Exercise aim: Find the word "error" in the data below and copy each line that holds it.

(Website and app data records)
BEGIN

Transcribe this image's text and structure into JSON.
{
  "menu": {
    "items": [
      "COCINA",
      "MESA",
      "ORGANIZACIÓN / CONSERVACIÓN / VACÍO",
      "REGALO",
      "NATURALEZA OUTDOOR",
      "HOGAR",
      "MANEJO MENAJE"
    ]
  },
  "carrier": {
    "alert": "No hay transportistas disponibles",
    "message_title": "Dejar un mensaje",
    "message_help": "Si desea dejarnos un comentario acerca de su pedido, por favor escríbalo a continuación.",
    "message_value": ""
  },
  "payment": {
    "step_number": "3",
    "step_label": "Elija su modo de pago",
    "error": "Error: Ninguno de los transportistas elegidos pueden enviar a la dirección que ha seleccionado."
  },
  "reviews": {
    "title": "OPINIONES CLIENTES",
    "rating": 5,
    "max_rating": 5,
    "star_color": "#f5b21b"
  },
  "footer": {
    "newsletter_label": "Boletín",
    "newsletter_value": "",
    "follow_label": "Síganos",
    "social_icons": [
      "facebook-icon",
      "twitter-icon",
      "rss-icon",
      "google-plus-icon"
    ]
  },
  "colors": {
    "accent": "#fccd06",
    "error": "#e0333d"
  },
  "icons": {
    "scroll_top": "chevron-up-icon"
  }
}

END

Answer to the exercise:
    "error": "Error: Ninguno de los transportistas elegidos pueden enviar a la dirección que ha seleccionado."
    "error": "#e0333d"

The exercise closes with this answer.